_What to do_. Go through the data below and copy each line where the word "Camera" occurs.

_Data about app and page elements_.
================================

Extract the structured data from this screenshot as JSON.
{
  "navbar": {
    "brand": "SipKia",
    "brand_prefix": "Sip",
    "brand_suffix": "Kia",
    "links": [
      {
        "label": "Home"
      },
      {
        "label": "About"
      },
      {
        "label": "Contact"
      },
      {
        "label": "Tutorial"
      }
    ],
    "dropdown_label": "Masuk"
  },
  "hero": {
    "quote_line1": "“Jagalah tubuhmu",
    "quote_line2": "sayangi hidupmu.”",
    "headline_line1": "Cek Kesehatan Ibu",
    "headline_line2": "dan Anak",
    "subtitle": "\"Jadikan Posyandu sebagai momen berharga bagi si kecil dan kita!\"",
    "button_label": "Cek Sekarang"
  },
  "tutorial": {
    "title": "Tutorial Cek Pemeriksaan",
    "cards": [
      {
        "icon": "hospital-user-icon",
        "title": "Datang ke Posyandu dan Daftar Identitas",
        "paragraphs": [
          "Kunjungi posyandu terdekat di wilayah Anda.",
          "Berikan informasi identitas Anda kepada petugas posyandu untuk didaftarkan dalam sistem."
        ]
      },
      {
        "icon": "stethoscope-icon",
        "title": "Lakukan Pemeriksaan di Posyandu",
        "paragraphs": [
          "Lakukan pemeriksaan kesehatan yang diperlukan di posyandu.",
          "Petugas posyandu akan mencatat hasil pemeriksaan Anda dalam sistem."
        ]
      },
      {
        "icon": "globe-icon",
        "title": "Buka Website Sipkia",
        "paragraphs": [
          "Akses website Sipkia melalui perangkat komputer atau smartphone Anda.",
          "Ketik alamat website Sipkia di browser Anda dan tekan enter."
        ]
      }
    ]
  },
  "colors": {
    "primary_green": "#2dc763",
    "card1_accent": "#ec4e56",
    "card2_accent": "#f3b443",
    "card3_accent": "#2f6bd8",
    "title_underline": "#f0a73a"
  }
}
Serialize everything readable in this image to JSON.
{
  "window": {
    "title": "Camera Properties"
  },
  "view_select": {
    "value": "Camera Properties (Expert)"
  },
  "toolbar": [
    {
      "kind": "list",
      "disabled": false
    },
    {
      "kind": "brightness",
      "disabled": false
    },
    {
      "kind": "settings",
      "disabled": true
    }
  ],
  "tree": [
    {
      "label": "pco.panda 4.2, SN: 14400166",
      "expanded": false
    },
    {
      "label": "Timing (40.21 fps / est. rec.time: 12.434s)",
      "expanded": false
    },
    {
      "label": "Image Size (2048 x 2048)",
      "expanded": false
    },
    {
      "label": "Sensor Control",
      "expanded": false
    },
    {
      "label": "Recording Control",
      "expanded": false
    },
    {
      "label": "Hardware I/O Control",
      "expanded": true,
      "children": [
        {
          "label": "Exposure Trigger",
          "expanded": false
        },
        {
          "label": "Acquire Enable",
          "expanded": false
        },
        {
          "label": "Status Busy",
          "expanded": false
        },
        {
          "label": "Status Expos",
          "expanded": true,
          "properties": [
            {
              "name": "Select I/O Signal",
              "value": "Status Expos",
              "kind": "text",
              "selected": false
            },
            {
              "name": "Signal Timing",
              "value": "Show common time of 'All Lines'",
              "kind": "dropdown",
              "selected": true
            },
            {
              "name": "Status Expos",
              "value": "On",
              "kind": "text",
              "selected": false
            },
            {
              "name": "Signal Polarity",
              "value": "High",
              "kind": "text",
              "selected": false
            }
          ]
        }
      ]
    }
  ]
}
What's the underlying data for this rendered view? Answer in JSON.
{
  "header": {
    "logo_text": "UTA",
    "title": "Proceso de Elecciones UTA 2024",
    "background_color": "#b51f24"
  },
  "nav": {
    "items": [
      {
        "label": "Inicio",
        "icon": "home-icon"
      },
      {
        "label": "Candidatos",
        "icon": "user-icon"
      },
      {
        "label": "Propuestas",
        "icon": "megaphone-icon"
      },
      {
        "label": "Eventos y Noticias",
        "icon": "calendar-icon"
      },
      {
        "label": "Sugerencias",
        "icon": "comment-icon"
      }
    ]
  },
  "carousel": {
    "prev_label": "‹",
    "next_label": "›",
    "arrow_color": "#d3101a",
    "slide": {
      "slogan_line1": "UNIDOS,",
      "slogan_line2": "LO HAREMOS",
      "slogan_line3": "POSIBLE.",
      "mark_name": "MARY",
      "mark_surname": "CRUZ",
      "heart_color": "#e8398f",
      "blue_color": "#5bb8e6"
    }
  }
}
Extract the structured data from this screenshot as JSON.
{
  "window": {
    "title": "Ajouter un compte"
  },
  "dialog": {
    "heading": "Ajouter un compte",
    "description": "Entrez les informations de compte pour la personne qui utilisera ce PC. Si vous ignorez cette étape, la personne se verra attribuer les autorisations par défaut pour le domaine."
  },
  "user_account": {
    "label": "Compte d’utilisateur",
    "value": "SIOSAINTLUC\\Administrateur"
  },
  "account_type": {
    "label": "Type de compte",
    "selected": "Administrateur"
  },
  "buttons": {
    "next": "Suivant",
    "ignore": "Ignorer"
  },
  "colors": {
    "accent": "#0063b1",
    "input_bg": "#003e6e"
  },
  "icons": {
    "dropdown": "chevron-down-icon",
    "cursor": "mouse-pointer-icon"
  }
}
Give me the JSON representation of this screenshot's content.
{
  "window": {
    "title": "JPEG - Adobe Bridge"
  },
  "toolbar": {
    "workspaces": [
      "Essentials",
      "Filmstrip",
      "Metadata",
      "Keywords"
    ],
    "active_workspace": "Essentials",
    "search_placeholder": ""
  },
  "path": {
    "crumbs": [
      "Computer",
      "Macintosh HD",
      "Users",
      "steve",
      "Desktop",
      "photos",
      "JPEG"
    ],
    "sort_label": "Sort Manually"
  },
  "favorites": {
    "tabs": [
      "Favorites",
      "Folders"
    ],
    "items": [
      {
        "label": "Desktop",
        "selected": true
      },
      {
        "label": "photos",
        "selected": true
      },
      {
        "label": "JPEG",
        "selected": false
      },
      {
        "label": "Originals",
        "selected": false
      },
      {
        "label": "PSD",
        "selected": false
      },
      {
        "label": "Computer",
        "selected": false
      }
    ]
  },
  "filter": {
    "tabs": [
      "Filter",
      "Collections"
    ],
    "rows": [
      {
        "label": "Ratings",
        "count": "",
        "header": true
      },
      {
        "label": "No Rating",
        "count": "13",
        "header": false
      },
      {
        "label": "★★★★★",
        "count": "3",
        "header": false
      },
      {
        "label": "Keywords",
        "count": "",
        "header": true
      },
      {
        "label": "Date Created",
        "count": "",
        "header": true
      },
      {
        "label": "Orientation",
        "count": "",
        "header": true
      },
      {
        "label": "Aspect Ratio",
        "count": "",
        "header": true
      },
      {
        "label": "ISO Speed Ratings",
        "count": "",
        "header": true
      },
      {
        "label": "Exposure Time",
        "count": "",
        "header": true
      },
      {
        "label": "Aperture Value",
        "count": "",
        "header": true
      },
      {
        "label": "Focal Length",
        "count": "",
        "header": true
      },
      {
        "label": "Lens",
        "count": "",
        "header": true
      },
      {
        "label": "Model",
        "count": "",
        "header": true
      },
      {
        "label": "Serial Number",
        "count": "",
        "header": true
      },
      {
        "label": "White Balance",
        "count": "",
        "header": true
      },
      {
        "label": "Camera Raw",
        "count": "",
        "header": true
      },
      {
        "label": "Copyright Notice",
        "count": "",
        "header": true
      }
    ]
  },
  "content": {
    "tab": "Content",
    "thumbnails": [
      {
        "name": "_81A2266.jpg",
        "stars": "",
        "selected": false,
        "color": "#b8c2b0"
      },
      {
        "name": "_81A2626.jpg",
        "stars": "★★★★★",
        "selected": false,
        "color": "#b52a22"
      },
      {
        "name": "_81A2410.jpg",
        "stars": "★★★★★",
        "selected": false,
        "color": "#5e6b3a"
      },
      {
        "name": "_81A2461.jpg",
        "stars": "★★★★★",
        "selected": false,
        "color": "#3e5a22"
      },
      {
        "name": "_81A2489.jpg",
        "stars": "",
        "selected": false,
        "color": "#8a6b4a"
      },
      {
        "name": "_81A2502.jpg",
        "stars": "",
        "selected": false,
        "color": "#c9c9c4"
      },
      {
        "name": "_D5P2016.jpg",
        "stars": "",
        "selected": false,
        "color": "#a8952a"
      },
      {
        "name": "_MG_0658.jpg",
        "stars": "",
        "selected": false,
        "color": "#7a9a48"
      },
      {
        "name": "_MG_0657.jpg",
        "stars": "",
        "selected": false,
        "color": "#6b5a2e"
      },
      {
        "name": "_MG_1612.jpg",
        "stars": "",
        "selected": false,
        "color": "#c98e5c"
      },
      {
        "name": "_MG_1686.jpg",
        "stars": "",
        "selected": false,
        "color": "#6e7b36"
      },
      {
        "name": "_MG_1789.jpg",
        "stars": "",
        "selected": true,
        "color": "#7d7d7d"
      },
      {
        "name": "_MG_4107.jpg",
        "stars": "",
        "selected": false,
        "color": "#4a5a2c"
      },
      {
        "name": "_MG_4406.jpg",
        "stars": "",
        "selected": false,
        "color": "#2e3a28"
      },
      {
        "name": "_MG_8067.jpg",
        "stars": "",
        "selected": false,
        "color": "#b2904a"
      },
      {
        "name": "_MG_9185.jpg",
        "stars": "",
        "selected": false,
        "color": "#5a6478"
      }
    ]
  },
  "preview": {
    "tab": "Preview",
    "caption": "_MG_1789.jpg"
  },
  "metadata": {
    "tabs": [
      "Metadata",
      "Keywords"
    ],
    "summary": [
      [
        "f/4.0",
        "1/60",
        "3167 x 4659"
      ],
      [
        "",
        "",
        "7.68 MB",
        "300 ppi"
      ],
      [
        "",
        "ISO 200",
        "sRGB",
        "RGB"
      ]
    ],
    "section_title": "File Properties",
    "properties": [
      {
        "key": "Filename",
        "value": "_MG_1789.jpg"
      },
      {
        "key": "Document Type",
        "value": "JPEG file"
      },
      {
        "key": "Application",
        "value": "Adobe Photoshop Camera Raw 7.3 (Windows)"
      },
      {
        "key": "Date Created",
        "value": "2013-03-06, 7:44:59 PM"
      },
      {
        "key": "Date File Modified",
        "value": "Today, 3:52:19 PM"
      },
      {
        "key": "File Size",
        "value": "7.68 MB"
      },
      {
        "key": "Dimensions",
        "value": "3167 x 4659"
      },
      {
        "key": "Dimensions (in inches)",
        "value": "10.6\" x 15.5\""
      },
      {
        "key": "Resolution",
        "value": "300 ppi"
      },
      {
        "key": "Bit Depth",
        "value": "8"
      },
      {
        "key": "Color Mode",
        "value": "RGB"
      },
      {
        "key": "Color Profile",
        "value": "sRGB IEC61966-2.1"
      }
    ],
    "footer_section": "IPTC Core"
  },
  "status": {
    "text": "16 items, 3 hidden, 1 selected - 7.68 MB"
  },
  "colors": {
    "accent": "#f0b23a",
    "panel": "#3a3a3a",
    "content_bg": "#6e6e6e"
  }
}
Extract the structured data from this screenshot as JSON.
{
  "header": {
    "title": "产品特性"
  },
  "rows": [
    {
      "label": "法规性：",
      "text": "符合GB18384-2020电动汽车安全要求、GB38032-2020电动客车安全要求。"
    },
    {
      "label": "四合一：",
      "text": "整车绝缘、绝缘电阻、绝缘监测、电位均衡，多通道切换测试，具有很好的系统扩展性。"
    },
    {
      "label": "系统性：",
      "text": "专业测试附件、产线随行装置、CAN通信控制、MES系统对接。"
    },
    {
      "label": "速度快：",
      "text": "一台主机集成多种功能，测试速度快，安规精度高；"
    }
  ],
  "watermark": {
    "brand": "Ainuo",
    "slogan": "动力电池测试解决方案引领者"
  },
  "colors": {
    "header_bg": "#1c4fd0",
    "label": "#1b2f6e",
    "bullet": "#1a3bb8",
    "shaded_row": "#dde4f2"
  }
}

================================

_Problem solution_.
    "title": "Camera Properties"
    "value": "Camera Properties (Expert)"
        "label": "Camera Raw",
        "value": "Adobe Photoshop Camera Raw 7.3 (Windows)"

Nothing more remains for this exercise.